I have mused often about the future of the symphony orchestra, but what of the future of early music performance, which is still on a moderate upswing and draws so many young performers to its ranks?

Most early music ensembles today were formed in a great creative burst by the performers themselves, and are not dependent on our collective minds' expectation of the continuance of a tradition, like the symphony orchestra. It will require constant creativity to keep these ensembles alive for decades to come, and re-education of younger people to make them expect the presence of such ensembles in their musical lives, just as were were taught about the symphony orchestra.

Regarding today's professional early music ensembles, I think that the product is great enough to keep audiences coming for decades; I fear, though, that young audiences won't hear about it until it's too late! Blue hair still dominates the audience for that genre, as it does at the symphony, and its audience could easily dwindle as the symphony's has. With exceptions, the young people in today's audiences for both the traditional symphony orchestra and early music ensembles are typically music students who are hopeful of earning a living on the stage in front of them.

This is not to say that the product offered by the symphony orchestra is not worthy of perpetuation; it has simply run its course. New offerings by the symphony will never again draw the audiences that "new discoveries" of old works by early music ensembles shall bring in. Heaven knows that these discoveries are not necessarily of any great quality. Take, for example, "Le Mozart Noir": Le Chevalier de Saint-Georges, a contemporary of Mozart who led a fascinating life, was black, and a mediocre composer. Our local Baroque orchestra made a killing unearthing him, performing him, and filming a documentary about his extraordinary extra-musical life, while the musicians commented repeatedly, quietly, the music was simply no great hell. Having played it, I must agree.
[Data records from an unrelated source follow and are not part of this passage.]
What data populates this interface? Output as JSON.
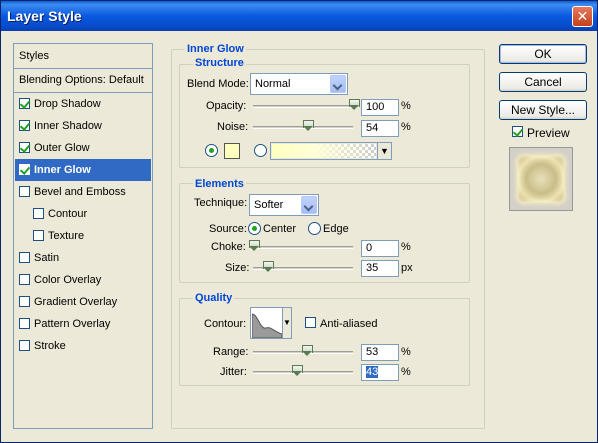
{
  "window": {
    "title": "Layer Style"
  },
  "styles": {
    "header": "Styles",
    "blending": "Blending Options: Default",
    "items": [
      {
        "label": "Drop Shadow",
        "checked": true,
        "indent": false,
        "selected": false
      },
      {
        "label": "Inner Shadow",
        "checked": true,
        "indent": false,
        "selected": false
      },
      {
        "label": "Outer Glow",
        "checked": true,
        "indent": false,
        "selected": false
      },
      {
        "label": "Inner Glow",
        "checked": true,
        "indent": false,
        "selected": true
      },
      {
        "label": "Bevel and Emboss",
        "checked": false,
        "indent": false,
        "selected": false
      },
      {
        "label": "Contour",
        "checked": false,
        "indent": true,
        "selected": false
      },
      {
        "label": "Texture",
        "checked": false,
        "indent": true,
        "selected": false
      },
      {
        "label": "Satin",
        "checked": false,
        "indent": false,
        "selected": false
      },
      {
        "label": "Color Overlay",
        "checked": false,
        "indent": false,
        "selected": false
      },
      {
        "label": "Gradient Overlay",
        "checked": false,
        "indent": false,
        "selected": false
      },
      {
        "label": "Pattern Overlay",
        "checked": false,
        "indent": false,
        "selected": false
      },
      {
        "label": "Stroke",
        "checked": false,
        "indent": false,
        "selected": false
      }
    ]
  },
  "inner_glow": {
    "title": "Inner Glow",
    "structure": {
      "title": "Structure",
      "blend_mode_label": "Blend Mode:",
      "blend_mode": "Normal",
      "opacity_label": "Opacity:",
      "opacity": "100",
      "opacity_pct": 100,
      "noise_label": "Noise:",
      "noise": "54",
      "noise_pct": 54,
      "unit": "%",
      "glow_color": "#FFFFC0",
      "color_mode": "solid"
    },
    "elements": {
      "title": "Elements",
      "technique_label": "Technique:",
      "technique": "Softer",
      "source_label": "Source:",
      "source_center": "Center",
      "source_edge": "Edge",
      "source_selected": "center",
      "choke_label": "Choke:",
      "choke": "0",
      "choke_pct": 0,
      "choke_unit": "%",
      "size_label": "Size:",
      "size": "35",
      "size_unit": "px",
      "size_pct": 14
    },
    "quality": {
      "title": "Quality",
      "contour_label": "Contour:",
      "anti_aliased_label": "Anti-aliased",
      "anti_aliased": false,
      "range_label": "Range:",
      "range": "53",
      "range_pct": 53,
      "jitter_label": "Jitter:",
      "jitter": "43",
      "jitter_pct": 43,
      "unit": "%"
    }
  },
  "buttons": {
    "ok": "OK",
    "cancel": "Cancel",
    "new_style": "New Style...",
    "preview_label": "Preview",
    "preview_checked": true
  },
  "icons": [
    "close-icon",
    "checkbox-icon",
    "dropdown-arrow-icon",
    "slider-thumb-icon",
    "contour-curve-icon"
  ],
  "colors": {
    "selection": "#316AC5",
    "group_title": "#0046D5",
    "titlebar": "#0A5FD8"
  }
}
Eventually, Early Music will run out of ideas. In the meantime, it's full of good performances and good yarns.